CarPlay is not just limited to the entertainment systems included in new vehicles, as a number of head unit manufacturers are offering after-market upgrades for older vehicles, adding support for CarPlay and other extra functions.
While in many cases the replacement head unit fits into the slot where an existing screen-centric infotainment unit was fitted, not all vehicles offer enough space for such a large unit to be installed. In some cases, the vehicle only offers a single-DIN space for a replacement radio, but this can still be utilized.
For example, Sony's XAV-AX8000 offers an 8.95-inch display that hovers in front of the head unit itself, one that can be adjusted for optimal placement in a variety of different vehicle setups.
In cases where space is available to install a larger unit, one option is the Pioneer AVIC-W6400NEX, a relatively simple to install head unit that boasts a 6.2-inch touchscreen, wired and wireless CarPlay support, Siri Eyes-Free, and the ability to play DVDs.
In the case of existing head units that have CarPlay but lack wireless support, options like the CarPlay2Air dongle offer a way to take advantage of a car's USB ports to perform the same function.
Some major car manufacturers use their own custom software for their in-car entertainment system, for example Ford’s Sync, BMW ConnectedDrive, and Cadillac’s Cue. While these will vary between manufacturer in terms of features, many do offer smartphone-related functionality, including call answering and hands-free messaging.
While this does give drivers an alternative to CarPlay, one that works across multiple different types of smartphone, iPhone users may prefer to use CarPlay as an interface instead.
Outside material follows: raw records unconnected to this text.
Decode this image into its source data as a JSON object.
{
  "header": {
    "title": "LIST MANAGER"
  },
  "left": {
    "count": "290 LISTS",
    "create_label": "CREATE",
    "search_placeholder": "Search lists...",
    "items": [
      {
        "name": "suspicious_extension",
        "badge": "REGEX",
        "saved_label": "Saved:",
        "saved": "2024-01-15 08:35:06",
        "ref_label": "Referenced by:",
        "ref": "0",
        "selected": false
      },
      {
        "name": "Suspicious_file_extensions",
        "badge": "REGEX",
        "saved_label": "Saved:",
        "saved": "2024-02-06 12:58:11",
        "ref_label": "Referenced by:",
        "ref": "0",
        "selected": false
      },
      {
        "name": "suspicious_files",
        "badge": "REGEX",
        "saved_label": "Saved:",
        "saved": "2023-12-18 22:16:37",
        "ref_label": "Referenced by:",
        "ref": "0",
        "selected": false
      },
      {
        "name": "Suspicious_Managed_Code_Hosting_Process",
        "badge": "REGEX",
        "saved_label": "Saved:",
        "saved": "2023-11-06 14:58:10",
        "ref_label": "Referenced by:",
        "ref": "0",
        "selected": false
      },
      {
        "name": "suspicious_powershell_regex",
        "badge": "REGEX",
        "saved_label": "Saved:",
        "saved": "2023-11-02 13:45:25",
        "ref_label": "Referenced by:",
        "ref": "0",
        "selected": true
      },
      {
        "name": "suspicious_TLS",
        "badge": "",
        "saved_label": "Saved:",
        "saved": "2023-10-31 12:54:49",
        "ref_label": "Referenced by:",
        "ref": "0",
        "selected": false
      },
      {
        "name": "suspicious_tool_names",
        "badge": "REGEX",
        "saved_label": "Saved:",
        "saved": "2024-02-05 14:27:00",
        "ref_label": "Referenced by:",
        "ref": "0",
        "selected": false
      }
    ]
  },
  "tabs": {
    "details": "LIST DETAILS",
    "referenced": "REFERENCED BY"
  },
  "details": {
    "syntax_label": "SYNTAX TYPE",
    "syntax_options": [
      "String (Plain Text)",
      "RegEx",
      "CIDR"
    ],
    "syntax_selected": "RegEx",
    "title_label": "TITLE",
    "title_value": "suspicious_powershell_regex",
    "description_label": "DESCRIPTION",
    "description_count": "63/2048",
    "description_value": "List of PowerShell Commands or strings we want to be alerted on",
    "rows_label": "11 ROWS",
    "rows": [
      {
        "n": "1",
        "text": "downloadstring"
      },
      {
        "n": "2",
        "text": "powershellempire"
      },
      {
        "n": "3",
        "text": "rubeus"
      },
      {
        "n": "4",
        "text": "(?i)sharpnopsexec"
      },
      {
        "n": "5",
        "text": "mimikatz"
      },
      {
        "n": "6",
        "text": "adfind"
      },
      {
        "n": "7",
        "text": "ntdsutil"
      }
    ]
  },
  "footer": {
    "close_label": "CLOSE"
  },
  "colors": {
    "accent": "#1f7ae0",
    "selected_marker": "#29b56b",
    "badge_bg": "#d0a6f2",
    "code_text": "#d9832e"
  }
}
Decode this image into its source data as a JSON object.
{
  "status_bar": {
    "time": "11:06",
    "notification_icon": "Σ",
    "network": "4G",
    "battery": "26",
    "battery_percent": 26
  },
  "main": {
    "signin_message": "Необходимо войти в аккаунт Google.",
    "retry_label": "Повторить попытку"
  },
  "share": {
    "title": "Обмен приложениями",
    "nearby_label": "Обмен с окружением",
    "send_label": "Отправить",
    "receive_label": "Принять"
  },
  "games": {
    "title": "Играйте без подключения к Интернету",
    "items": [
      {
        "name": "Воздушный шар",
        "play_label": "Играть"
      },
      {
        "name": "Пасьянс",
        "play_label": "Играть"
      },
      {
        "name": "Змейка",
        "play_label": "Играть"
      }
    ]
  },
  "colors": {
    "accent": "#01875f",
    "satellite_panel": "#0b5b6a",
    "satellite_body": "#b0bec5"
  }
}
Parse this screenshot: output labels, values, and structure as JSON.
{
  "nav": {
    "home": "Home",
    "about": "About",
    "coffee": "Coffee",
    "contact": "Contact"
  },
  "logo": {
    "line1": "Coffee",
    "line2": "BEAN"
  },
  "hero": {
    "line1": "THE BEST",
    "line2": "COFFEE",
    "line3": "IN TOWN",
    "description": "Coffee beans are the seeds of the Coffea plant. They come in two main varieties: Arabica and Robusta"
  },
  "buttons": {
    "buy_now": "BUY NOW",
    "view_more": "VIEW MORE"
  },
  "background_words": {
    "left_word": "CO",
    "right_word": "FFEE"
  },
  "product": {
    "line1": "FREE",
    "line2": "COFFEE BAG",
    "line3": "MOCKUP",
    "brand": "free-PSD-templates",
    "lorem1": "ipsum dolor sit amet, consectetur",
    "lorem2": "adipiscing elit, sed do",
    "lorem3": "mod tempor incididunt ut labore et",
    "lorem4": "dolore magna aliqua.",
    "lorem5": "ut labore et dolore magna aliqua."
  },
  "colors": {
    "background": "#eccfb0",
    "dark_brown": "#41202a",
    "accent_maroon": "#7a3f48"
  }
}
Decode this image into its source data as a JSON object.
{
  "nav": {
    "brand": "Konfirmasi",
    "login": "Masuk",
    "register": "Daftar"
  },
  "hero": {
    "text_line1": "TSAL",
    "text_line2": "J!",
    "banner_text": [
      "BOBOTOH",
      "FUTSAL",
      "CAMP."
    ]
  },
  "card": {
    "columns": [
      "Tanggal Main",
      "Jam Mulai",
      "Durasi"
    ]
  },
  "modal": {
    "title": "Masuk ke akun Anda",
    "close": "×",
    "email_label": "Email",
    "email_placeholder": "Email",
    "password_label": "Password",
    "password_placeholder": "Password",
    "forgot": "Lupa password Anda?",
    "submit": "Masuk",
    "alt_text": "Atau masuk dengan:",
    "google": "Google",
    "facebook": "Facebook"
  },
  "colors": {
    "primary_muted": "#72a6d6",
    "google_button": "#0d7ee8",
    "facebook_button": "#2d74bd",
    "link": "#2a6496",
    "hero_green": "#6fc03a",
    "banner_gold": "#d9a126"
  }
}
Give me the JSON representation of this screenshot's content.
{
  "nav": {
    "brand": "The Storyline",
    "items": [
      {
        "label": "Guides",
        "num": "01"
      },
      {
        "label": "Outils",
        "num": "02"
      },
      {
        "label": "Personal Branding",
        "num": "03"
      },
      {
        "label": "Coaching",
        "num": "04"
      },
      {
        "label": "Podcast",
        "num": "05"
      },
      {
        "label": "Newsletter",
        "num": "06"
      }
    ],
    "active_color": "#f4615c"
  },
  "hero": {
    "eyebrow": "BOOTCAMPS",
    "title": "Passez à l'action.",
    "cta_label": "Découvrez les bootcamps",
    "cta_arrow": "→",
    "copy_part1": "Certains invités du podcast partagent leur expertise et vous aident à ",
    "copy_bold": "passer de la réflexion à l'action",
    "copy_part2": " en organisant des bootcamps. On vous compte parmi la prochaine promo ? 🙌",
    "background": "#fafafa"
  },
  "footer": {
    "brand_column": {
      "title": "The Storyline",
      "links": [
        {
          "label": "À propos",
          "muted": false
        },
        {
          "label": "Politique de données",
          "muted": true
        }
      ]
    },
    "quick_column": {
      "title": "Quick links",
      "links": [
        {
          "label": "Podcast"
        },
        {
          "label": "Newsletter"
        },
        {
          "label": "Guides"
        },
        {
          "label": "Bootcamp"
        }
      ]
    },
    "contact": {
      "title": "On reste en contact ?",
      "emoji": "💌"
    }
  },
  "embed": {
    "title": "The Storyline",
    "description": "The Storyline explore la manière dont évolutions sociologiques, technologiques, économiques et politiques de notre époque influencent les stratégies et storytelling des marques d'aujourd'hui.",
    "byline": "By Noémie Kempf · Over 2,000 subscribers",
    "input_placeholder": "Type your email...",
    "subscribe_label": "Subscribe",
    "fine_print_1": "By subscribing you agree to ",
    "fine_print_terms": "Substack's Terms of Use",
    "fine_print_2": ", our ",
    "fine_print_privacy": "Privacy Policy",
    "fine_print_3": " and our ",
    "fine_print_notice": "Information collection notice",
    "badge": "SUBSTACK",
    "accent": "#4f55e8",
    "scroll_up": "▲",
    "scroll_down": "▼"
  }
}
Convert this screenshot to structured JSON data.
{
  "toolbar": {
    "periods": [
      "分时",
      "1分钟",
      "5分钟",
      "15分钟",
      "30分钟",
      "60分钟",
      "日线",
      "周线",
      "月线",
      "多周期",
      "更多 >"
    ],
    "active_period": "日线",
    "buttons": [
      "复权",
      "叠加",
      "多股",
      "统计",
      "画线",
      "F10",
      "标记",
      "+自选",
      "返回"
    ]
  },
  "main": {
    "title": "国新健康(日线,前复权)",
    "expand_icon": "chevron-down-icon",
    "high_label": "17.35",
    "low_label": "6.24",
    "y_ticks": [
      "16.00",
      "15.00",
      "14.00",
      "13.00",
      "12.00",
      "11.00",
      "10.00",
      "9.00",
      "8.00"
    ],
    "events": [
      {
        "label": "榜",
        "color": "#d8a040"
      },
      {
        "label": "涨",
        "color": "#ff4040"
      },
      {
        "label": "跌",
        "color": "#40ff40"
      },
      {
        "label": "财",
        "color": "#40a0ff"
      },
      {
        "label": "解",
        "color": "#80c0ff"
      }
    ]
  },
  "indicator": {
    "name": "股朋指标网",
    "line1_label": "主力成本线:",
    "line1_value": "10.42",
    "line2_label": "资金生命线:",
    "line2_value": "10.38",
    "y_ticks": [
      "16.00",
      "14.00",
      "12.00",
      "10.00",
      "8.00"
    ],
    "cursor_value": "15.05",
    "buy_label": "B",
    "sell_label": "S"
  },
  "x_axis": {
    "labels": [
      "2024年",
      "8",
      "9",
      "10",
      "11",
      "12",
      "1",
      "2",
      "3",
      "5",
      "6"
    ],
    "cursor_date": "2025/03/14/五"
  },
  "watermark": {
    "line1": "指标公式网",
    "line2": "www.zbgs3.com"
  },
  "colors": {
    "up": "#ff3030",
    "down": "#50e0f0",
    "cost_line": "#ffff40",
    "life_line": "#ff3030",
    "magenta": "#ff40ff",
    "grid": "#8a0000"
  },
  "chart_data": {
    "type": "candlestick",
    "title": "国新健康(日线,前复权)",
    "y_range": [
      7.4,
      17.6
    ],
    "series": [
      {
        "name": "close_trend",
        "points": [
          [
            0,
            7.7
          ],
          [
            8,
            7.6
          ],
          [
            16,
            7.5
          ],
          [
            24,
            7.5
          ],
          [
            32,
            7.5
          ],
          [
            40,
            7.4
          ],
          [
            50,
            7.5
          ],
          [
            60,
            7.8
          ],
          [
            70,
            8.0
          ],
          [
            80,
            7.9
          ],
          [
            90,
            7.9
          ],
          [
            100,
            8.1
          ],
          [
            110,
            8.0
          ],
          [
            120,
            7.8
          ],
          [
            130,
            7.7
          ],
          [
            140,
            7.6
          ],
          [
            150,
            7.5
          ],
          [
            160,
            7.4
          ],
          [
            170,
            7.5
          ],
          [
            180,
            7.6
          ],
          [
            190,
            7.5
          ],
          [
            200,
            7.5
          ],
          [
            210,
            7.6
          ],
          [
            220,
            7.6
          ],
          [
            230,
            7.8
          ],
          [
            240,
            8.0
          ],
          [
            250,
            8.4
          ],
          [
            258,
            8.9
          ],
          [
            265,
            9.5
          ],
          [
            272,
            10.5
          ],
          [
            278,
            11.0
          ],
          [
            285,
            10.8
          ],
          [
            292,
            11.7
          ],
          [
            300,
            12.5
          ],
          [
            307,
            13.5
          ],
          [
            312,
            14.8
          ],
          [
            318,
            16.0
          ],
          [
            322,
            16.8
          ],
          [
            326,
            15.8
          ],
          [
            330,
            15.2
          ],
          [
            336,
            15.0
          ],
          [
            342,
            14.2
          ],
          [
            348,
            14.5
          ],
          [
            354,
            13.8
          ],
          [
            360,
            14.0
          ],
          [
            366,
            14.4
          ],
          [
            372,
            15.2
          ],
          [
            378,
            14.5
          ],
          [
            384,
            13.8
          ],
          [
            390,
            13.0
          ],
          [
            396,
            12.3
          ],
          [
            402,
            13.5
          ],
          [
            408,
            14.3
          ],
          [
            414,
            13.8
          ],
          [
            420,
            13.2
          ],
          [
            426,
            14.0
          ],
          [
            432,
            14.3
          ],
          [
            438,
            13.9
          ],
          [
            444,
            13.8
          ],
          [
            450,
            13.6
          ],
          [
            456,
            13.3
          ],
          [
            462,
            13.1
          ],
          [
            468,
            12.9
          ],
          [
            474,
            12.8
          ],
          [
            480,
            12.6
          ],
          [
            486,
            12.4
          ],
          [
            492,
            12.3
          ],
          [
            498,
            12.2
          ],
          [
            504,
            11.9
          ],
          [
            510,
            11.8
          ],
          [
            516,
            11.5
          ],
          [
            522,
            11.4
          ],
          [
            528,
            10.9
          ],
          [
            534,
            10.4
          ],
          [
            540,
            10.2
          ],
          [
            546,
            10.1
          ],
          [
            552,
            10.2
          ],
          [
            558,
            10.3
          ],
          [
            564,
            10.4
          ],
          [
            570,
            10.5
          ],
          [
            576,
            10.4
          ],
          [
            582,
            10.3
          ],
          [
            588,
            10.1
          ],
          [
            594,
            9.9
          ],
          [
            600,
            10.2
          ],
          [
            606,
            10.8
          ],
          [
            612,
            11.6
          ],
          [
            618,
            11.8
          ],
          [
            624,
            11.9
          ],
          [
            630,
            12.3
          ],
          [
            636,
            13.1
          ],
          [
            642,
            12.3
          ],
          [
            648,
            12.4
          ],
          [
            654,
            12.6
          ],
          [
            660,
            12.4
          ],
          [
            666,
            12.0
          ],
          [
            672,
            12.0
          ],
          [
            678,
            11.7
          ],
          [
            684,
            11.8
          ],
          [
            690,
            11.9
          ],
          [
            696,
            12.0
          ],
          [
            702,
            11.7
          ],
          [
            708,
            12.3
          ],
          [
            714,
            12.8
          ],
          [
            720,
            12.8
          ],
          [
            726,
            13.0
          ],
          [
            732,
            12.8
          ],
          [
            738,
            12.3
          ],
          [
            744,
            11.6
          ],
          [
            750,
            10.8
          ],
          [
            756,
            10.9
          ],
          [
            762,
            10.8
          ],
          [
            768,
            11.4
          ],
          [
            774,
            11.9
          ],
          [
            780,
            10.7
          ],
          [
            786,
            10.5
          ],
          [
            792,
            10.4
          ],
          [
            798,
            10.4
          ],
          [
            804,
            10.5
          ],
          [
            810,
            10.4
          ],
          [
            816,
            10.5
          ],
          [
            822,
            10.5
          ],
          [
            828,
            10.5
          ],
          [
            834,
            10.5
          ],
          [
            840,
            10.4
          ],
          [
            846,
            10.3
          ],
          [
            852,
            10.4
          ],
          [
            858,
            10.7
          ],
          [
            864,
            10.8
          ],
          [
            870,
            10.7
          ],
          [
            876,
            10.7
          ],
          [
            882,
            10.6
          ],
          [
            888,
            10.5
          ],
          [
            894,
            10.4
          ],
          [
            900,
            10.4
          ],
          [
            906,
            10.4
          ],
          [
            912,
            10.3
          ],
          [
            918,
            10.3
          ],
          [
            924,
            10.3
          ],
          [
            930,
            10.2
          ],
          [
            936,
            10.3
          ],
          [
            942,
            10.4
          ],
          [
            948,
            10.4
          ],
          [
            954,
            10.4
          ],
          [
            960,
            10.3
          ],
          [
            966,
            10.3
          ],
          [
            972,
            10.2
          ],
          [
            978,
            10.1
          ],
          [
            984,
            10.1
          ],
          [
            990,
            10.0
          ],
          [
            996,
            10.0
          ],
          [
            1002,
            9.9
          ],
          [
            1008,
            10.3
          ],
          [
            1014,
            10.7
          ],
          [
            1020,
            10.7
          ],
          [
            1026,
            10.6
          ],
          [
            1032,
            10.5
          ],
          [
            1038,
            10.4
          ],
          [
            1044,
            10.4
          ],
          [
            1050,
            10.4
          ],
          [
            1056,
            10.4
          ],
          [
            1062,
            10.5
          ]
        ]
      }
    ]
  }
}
Android device owners have their own version of CarPlay, in the form of Android Auto. Working in a similar way, Android Auto allows drivers to connect their Android smartphone to the vehicle’s entertainment system and use many of the features from their mobile device, including Google Maps, and Google Voice Search instead of Siri.
Since CarPlay only works for iOS devices while Android Auto functions only with Android smartphones, it’s probably better not to think of the two platforms as competitors, more as ways for drivers to take advantage of their smartphone’s features, regardless of operating system.
In many cases, both for the car manufacturer’s own infotainment system and aftermarket solutions, both CarPlay and Android Auto are supported in the same head unit.
Despite the usefulness of CarPlay, car manufacturers are slowly working to create a separate connectivity system that will work with all devices. The SmartDeviceLink Consortium, which counts Ford, Toyota, Mazda, Suzuki, and others in its membership, aims to create an open platform that allows mobile devices to connect with the entertainment system, but in a way that keeps the car producers in control.
Unlike CarPlay, which uses the iPhone to perform most tasks while using the entertainment unit as an interface, the consortium wants to instead bring as much of the processing as possible into the car’s system, leaving connected smartphones as a terminal for data transfers and calls. The platform will also allow manufacturers to maintain control of how the interface looks and functions, rather than replacing it with CarPlay’s user interface.
So far, Ford has been the biggest supporter of SmartDeviceLink, pushing it as an industry standard while still providing CarPlay and Android Auto support in its systems.